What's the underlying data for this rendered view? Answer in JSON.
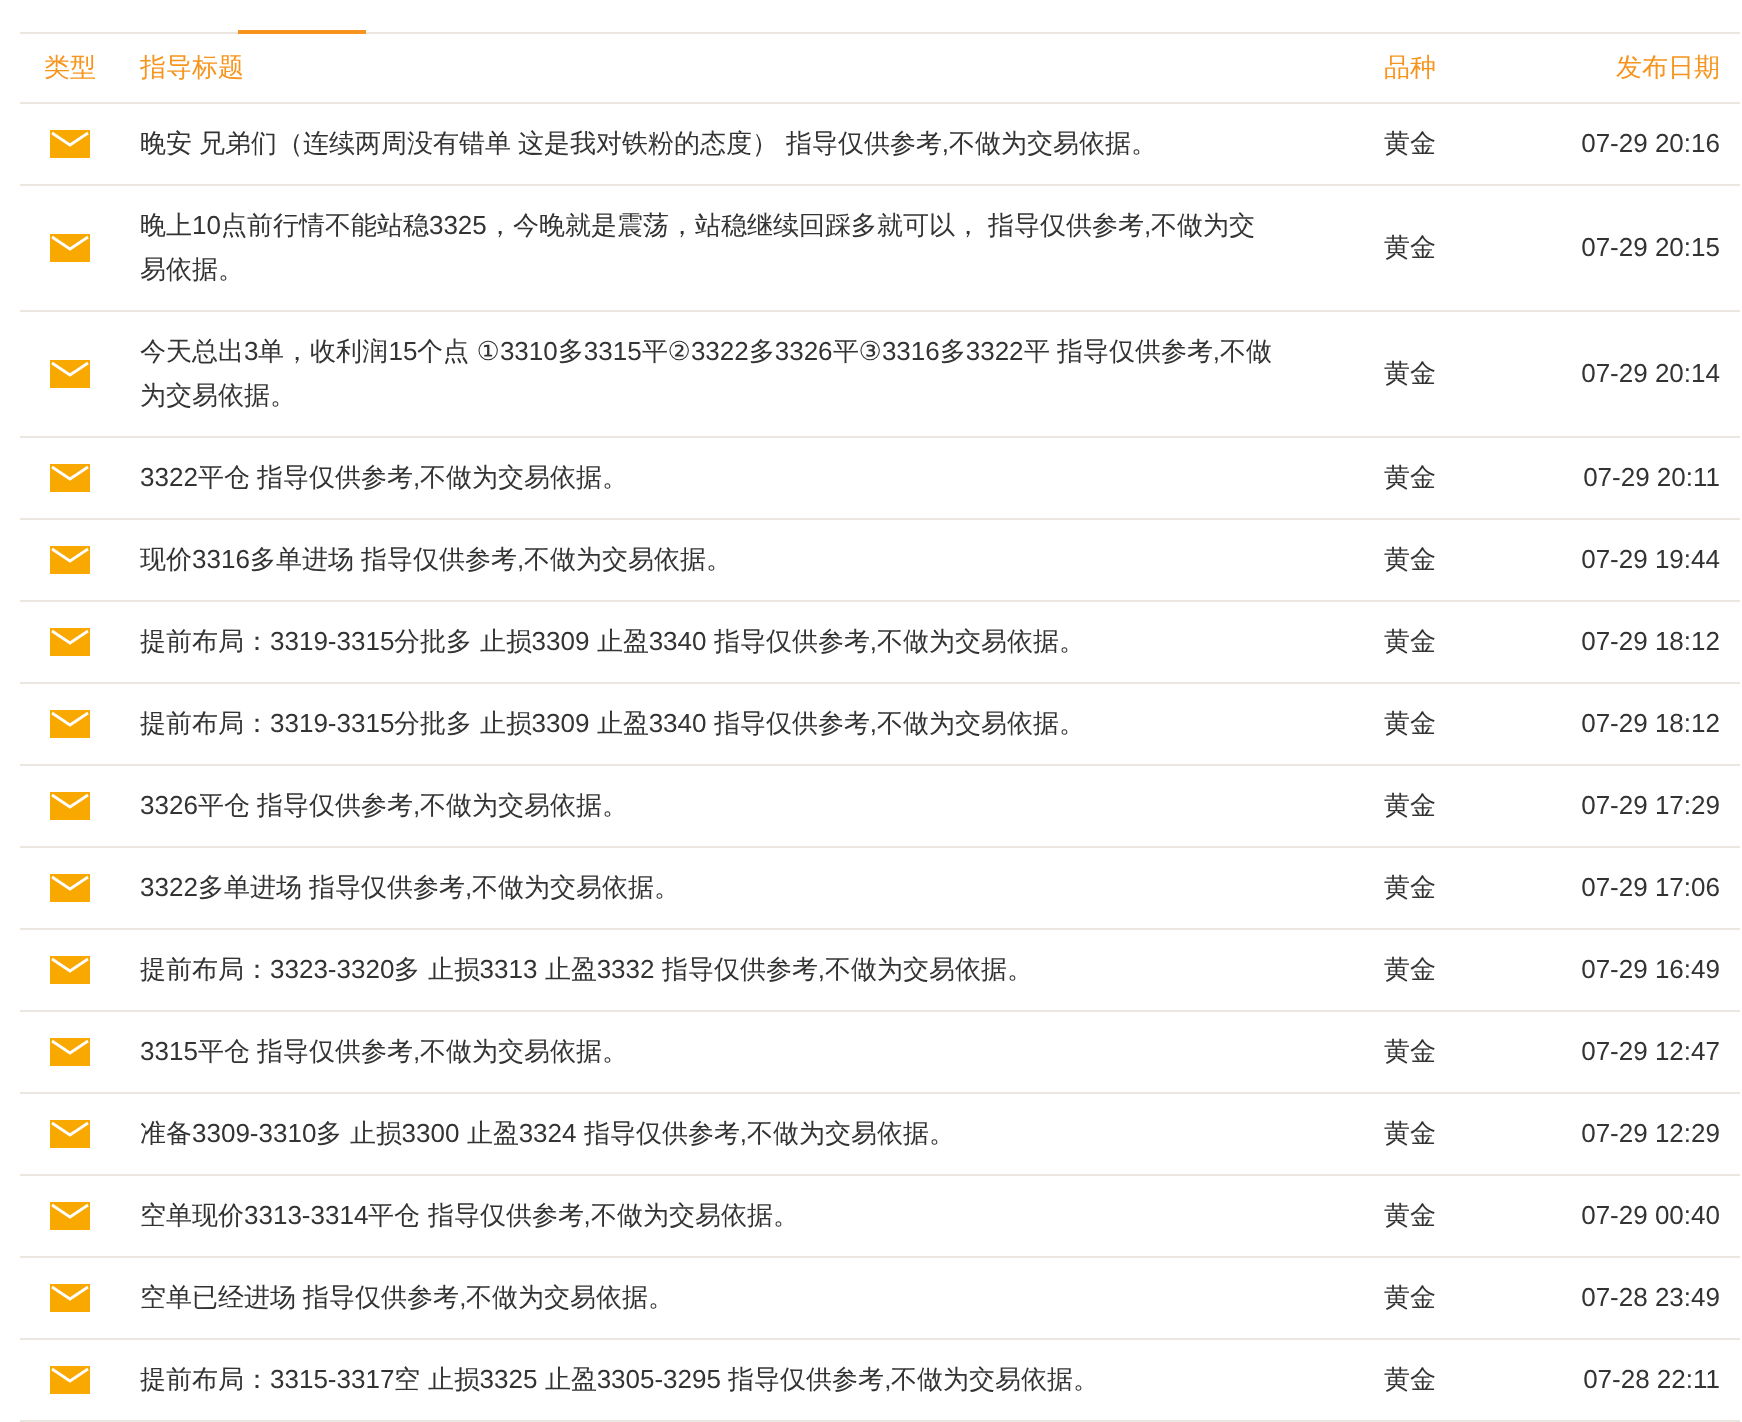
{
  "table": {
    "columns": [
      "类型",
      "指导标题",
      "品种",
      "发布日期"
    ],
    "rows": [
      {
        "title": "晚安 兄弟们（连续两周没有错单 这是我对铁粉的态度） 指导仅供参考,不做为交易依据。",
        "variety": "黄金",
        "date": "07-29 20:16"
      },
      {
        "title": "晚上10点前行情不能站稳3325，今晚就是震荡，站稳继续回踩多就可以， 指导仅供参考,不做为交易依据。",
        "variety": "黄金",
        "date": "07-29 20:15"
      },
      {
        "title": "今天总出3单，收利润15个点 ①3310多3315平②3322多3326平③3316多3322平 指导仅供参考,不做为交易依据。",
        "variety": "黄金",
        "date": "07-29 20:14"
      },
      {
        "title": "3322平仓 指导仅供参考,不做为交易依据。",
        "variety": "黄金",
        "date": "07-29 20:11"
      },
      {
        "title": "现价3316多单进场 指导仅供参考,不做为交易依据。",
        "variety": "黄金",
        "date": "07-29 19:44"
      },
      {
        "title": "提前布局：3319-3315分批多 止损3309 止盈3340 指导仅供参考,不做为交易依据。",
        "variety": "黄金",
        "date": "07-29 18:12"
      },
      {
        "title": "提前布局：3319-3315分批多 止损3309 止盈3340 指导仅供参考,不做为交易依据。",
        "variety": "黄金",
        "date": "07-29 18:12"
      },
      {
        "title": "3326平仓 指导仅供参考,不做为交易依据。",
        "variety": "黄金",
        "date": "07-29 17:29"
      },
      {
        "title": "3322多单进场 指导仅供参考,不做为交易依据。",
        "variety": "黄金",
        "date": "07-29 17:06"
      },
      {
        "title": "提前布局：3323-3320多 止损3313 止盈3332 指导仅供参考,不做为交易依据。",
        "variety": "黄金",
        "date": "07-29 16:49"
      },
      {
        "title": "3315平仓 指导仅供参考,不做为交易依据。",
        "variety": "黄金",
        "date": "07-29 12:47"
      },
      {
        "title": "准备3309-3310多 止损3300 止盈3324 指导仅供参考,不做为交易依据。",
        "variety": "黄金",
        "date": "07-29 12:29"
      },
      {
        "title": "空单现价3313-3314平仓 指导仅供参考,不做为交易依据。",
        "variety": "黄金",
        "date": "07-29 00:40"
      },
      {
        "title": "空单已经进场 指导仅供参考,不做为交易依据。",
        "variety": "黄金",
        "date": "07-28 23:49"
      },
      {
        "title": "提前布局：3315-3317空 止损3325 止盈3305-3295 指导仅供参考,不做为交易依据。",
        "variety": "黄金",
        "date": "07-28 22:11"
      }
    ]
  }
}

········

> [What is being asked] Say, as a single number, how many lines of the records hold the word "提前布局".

> [Answer area] 4